Background: High-density lipoprotein cholesterol (HDL-C) exerts many anti-atherogenic properties including its role in reverse cholesterol transport (RCT). Scavenger receptor class B member 1 (SCARB1) plays a key role in RCT by selective uptake of HDL cholesteryl esters. We aimed to explore the genetic contribution of SCARB1 to affecting lipid levels in African Blacks from Nigeria.
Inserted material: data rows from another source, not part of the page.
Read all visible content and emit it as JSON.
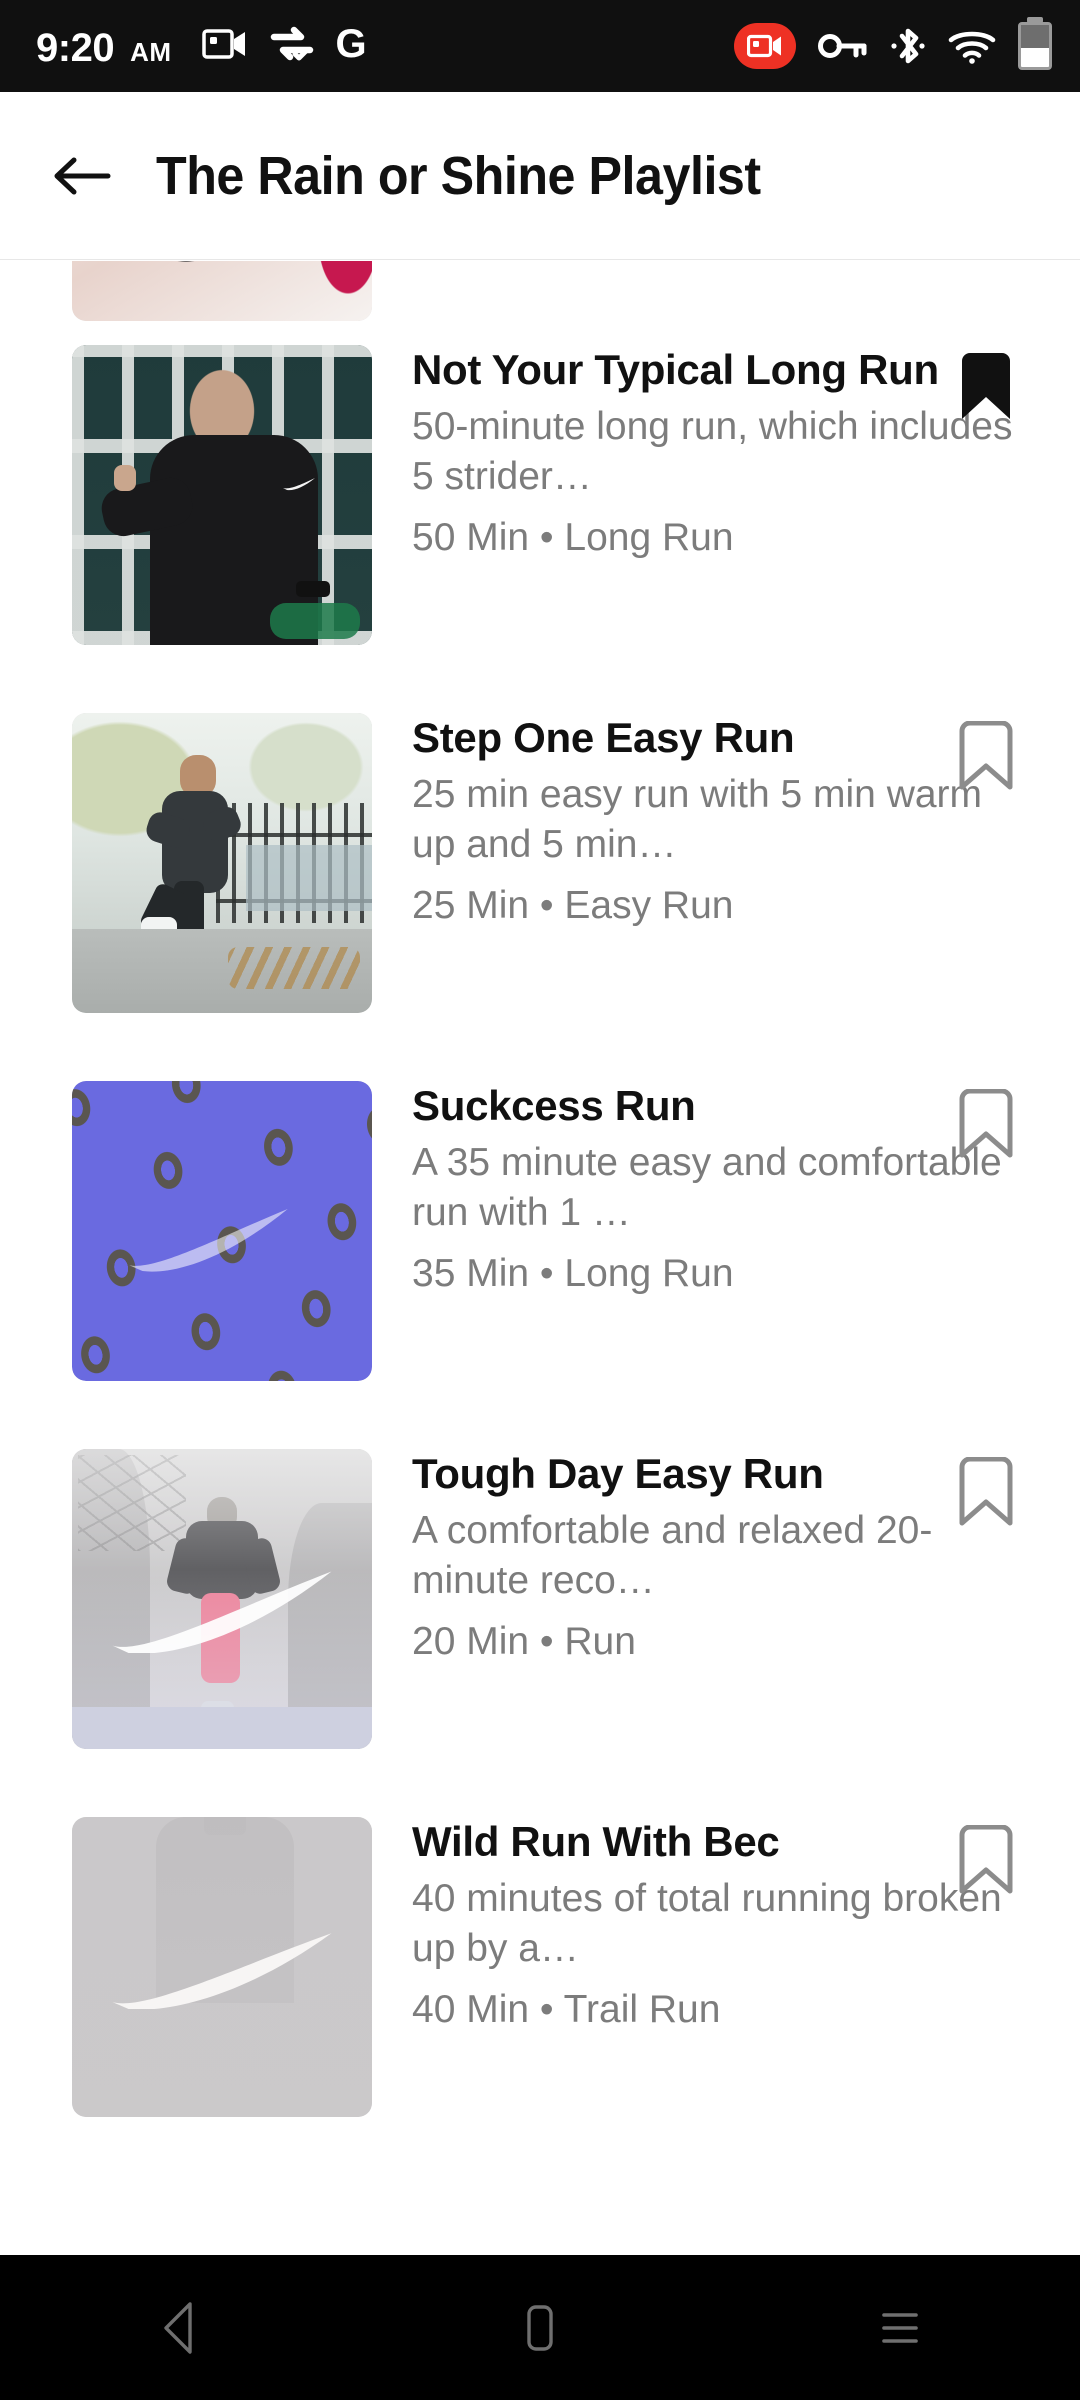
{
  "status_bar": {
    "time": "9:20",
    "ampm": "AM",
    "left_icons": [
      "screen-cast-video-icon",
      "vpn-data-transfer-icon",
      "google-g-icon"
    ],
    "google_letter": "G",
    "right_icons": [
      "screen-recording-badge",
      "vpn-key-icon",
      "bluetooth-icon",
      "wifi-icon",
      "battery-icon"
    ],
    "battery_level_percent": 55,
    "recording_color": "#ee3124",
    "background": "#101010"
  },
  "header": {
    "back_label": "Back",
    "title": "The Rain or Shine Playlist"
  },
  "list": {
    "partial_top_item": {
      "thumbnail": "cropped-runner-thumbnail"
    },
    "items": [
      {
        "title": "Not Your Typical Long Run",
        "description": "50-minute long run, which includes 5 strider…",
        "meta": "50 Min • Long Run",
        "duration": "50 Min",
        "category": "Long Run",
        "bookmarked": true,
        "bookmark_icon": "bookmark-filled-icon",
        "thumbnail": "coach-pointing-black-nike-tee"
      },
      {
        "title": "Step One Easy Run",
        "description": "25 min easy run with 5 min warm up and 5 min…",
        "meta": "25 Min • Easy Run",
        "duration": "25 Min",
        "category": "Easy Run",
        "bookmarked": false,
        "bookmark_icon": "bookmark-outline-icon",
        "thumbnail": "runner-on-path-by-fence"
      },
      {
        "title": "Suckcess Run",
        "description": "A 35 minute easy and comfortable run with 1 …",
        "meta": "35 Min • Long Run",
        "duration": "35 Min",
        "category": "Long Run",
        "bookmarked": false,
        "bookmark_icon": "bookmark-outline-icon",
        "thumbnail": "blue-zero-pattern-graphic"
      },
      {
        "title": "Tough Day Easy Run",
        "description": "A comfortable and relaxed 20-minute reco…",
        "meta": "20 Min • Run",
        "duration": "20 Min",
        "category": "Run",
        "bookmarked": false,
        "bookmark_icon": "bookmark-outline-icon",
        "thumbnail": "foggy-winter-runner-swoosh"
      },
      {
        "title": "Wild Run With Bec",
        "description": "40 minutes of total running broken up by a…",
        "meta": "40 Min • Trail Run",
        "duration": "40 Min",
        "category": "Trail Run",
        "bookmarked": false,
        "bookmark_icon": "bookmark-outline-icon",
        "thumbnail": "grey-swoosh-silhouette"
      }
    ]
  },
  "nav_bar": {
    "buttons": [
      "back-nav-icon",
      "home-nav-icon",
      "recents-nav-icon"
    ],
    "background": "#000000"
  },
  "colors": {
    "page_background": "#ffffff",
    "title_text": "#111111",
    "secondary_text": "#7c7c7c",
    "bookmark_outline": "#8c8c8c",
    "bookmark_filled": "#111111",
    "divider": "#e7e7e7"
  }
}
Methods: We resequenced 13 exons and exon-intron boundaries of SCARB1 in 95 individuals with extreme HDL-C levels using Sanger method. Then, we genotyped 147 selected variants (78 sequence variants, 69 HapMap tagSNPs, and 2 previously reported relevant variants) in the entire sample of 788 African Blacks using either the iPLEX Gold or TaqMan methods. A total of 137 successfully genotyped variants were further evaluated for association with major lipid traits.

Results: The initial gene-based analysis demonstrated evidence of association with HDL-C and apolipoprotein A-I (ApoA-I). The follow-up single-site analysis revealed nominal evidence of novel associations of nine common variants with HDL-C and/or ApoA-I (P < 0.05). The strongest association was between rs11057851 and HDL-C (P = 0.0043), which remained significant after controlling for multiple testing using false discovery rate. Rare variant association testing revealed a group of 23 rare variants (frequencies ≤1 %) associated with HDL-C (P = 0.0478). Haplotype analysis identified four SCARB1 regions associated with HDL-C (global P < 0.05).

Conclusions: To our knowledge, this is the first report of a comprehensive association study of SCARB1 variations with lipid traits in an African Black population. Our results showed the consistent association of SCARB1 variants with HDL-C across various association analyses, supporting the role of SCARB1 in lipoprotein-lipid regulatory mechanism.

No MeSH data available.


Related in: MedlinePlus